#### ENTRIES SUPPLIED

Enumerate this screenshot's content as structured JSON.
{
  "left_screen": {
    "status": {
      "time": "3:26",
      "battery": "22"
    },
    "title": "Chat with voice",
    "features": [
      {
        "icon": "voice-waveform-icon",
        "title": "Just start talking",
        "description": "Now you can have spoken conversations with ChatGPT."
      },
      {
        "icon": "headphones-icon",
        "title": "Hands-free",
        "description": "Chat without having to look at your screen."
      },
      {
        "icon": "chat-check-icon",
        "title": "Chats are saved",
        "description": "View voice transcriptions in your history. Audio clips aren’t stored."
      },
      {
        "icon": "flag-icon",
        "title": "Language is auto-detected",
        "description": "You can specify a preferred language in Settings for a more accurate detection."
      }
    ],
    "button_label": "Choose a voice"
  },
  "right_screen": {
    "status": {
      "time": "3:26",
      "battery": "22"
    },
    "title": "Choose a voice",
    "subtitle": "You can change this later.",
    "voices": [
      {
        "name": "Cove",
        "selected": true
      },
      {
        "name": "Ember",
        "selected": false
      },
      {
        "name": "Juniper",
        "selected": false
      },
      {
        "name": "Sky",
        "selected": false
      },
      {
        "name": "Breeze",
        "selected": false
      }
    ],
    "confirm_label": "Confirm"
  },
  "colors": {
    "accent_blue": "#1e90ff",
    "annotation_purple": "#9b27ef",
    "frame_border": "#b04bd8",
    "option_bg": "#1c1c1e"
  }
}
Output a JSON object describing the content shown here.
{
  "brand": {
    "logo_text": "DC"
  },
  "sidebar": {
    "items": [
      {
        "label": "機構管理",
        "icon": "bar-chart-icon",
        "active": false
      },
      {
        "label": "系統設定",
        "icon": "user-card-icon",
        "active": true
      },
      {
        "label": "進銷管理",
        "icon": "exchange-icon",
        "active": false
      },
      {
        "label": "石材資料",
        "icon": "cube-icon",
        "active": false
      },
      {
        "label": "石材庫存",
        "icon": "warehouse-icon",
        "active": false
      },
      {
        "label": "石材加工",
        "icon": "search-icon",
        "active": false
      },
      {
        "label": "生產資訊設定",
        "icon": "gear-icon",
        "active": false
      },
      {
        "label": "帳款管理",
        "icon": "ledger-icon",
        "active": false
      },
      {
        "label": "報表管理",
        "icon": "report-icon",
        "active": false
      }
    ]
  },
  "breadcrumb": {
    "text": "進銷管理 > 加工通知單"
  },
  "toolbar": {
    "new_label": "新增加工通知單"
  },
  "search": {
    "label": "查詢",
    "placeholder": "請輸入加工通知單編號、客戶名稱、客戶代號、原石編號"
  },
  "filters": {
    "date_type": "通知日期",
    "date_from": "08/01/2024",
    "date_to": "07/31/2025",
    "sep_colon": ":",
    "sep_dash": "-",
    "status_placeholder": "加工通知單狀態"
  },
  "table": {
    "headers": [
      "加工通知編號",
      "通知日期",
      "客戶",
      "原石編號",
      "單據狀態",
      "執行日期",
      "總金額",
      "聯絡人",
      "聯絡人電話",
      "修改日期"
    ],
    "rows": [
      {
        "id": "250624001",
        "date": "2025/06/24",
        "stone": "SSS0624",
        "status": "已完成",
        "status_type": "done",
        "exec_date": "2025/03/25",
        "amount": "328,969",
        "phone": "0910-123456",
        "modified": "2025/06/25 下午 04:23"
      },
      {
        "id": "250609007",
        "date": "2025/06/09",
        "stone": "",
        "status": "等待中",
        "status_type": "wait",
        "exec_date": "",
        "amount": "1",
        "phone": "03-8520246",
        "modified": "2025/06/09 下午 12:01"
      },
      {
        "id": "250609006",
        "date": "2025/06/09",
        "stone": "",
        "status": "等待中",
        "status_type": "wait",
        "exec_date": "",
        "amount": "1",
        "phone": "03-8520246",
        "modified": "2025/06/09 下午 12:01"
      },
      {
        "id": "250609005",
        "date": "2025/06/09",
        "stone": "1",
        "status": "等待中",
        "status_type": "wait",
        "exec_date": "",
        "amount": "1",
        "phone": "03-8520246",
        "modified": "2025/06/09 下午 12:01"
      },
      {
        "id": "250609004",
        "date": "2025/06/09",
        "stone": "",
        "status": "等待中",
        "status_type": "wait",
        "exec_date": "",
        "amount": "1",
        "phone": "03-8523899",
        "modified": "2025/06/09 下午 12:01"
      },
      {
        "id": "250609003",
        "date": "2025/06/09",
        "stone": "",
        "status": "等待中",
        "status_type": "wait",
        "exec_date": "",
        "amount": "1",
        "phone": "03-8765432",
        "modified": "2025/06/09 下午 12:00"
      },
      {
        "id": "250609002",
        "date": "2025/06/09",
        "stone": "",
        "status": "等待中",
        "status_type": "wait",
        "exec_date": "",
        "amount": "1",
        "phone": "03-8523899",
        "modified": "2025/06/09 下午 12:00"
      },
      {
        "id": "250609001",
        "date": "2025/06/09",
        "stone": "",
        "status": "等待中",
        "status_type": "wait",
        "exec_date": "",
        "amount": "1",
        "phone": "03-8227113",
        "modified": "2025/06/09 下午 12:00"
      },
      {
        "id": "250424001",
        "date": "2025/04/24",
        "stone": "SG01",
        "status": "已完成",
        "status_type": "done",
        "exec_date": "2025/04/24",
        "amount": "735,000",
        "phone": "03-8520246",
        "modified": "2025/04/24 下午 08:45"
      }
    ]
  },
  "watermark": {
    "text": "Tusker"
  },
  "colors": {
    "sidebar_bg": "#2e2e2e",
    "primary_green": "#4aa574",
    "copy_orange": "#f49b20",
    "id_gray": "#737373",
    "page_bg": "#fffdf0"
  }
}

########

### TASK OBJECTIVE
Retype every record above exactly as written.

### YOUR RESPONSE
Enumerate this screenshot's content as structured JSON.
{
  "left_screen": {
    "status": {
      "time": "3:26",
      "battery": "22"
    },
    "title": "Chat with voice",
    "features": [
      {
        "icon": "voice-waveform-icon",
        "title": "Just start talking",
        "description": "Now you can have spoken conversations with ChatGPT."
      },
      {
        "icon": "headphones-icon",
        "title": "Hands-free",
        "description": "Chat without having to look at your screen."
      },
      {
        "icon": "chat-check-icon",
        "title": "Chats are saved",
        "description": "View voice transcriptions in your history. Audio clips aren’t stored."
      },
      {
        "icon": "flag-icon",
        "title": "Language is auto-detected",
        "description": "You can specify a preferred language in Settings for a more accurate detection."
      }
    ],
    "button_label": "Choose a voice"
  },
  "right_screen": {
    "status": {
      "time": "3:26",
      "battery": "22"
    },
    "title": "Choose a voice",
    "subtitle": "You can change this later.",
    "voices": [
      {
        "name": "Cove",
        "selected": true
      },
      {
        "name": "Ember",
        "selected": false
      },
      {
        "name": "Juniper",
        "selected": false
      },
      {
        "name": "Sky",
        "selected": false
      },
      {
        "name": "Breeze",
        "selected": false
      }
    ],
    "confirm_label": "Confirm"
  },
  "colors": {
    "accent_blue": "#1e90ff",
    "annotation_purple": "#9b27ef",
    "frame_border": "#b04bd8",
    "option_bg": "#1c1c1e"
  }
}
Output a JSON object describing the content shown here.
{
  "brand": {
    "logo_text": "DC"
  },
  "sidebar": {
    "items": [
      {
        "label": "機構管理",
        "icon": "bar-chart-icon",
        "active": false
      },
      {
        "label": "系統設定",
        "icon": "user-card-icon",
        "active": true
      },
      {
        "label": "進銷管理",
        "icon": "exchange-icon",
        "active": false
      },
      {
        "label": "石材資料",
        "icon": "cube-icon",
        "active": false
      },
      {
        "label": "石材庫存",
        "icon": "warehouse-icon",
        "active": false
      },
      {
        "label": "石材加工",
        "icon": "search-icon",
        "active": false
      },
      {
        "label": "生產資訊設定",
        "icon": "gear-icon",
        "active": false
      },
      {
        "label": "帳款管理",
        "icon": "ledger-icon",
        "active": false
      },
      {
        "label": "報表管理",
        "icon": "report-icon",
        "active": false
      }
    ]
  },
  "breadcrumb": {
    "text": "進銷管理 > 加工通知單"
  },
  "toolbar": {
    "new_label": "新增加工通知單"
  },
  "search": {
    "label": "查詢",
    "placeholder": "請輸入加工通知單編號、客戶名稱、客戶代號、原石編號"
  },
  "filters": {
    "date_type": "通知日期",
    "date_from": "08/01/2024",
    "date_to": "07/31/2025",
    "sep_colon": ":",
    "sep_dash": "-",
    "status_placeholder": "加工通知單狀態"
  },
  "table": {
    "headers": [
      "加工通知編號",
      "通知日期",
      "客戶",
      "原石編號",
      "單據狀態",
      "執行日期",
      "總金額",
      "聯絡人",
      "聯絡人電話",
      "修改日期"
    ],
    "rows": [
      {
        "id": "250624001",
        "date": "2025/06/24",
        "stone": "SSS0624",
        "status": "已完成",
        "status_type": "done",
        "exec_date": "2025/03/25",
        "amount": "328,969",
        "phone": "0910-123456",
        "modified": "2025/06/25 下午 04:23"
      },
      {
        "id": "250609007",
        "date": "2025/06/09",
        "stone": "",
        "status": "等待中",
        "status_type": "wait",
        "exec_date": "",
        "amount": "1",
        "phone": "03-8520246",
        "modified": "2025/06/09 下午 12:01"
      },
      {
        "id": "250609006",
        "date": "2025/06/09",
        "stone": "",
        "status": "等待中",
        "status_type": "wait",
        "exec_date": "",
        "amount": "1",
        "phone": "03-8520246",
        "modified": "2025/06/09 下午 12:01"
      },
      {
        "id": "250609005",
        "date": "2025/06/09",
        "stone": "1",
        "status": "等待中",
        "status_type": "wait",
        "exec_date": "",
        "amount": "1",
        "phone": "03-8520246",
        "modified": "2025/06/09 下午 12:01"
      },
      {
        "id": "250609004",
        "date": "2025/06/09",
        "stone": "",
        "status": "等待中",
        "status_type": "wait",
        "exec_date": "",
        "amount": "1",
        "phone": "03-8523899",
        "modified": "2025/06/09 下午 12:01"
      },
      {
        "id": "250609003",
        "date": "2025/06/09",
        "stone": "",
        "status": "等待中",
        "status_type": "wait",
        "exec_date": "",
        "amount": "1",
        "phone": "03-8765432",
        "modified": "2025/06/09 下午 12:00"
      },
      {
        "id": "250609002",
        "date": "2025/06/09",
        "stone": "",
        "status": "等待中",
        "status_type": "wait",
        "exec_date": "",
        "amount": "1",
        "phone": "03-8523899",
        "modified": "2025/06/09 下午 12:00"
      },
      {
        "id": "250609001",
        "date": "2025/06/09",
        "stone": "",
        "status": "等待中",
        "status_type": "wait",
        "exec_date": "",
        "amount": "1",
        "phone": "03-8227113",
        "modified": "2025/06/09 下午 12:00"
      },
      {
        "id": "250424001",
        "date": "2025/04/24",
        "stone": "SG01",
        "status": "已完成",
        "status_type": "done",
        "exec_date": "2025/04/24",
        "amount": "735,000",
        "phone": "03-8520246",
        "modified": "2025/04/24 下午 08:45"
      }
    ]
  },
  "watermark": {
    "text": "Tusker"
  },
  "colors": {
    "sidebar_bg": "#2e2e2e",
    "primary_green": "#4aa574",
    "copy_orange": "#f49b20",
    "id_gray": "#737373",
    "page_bg": "#fffdf0"
  }
}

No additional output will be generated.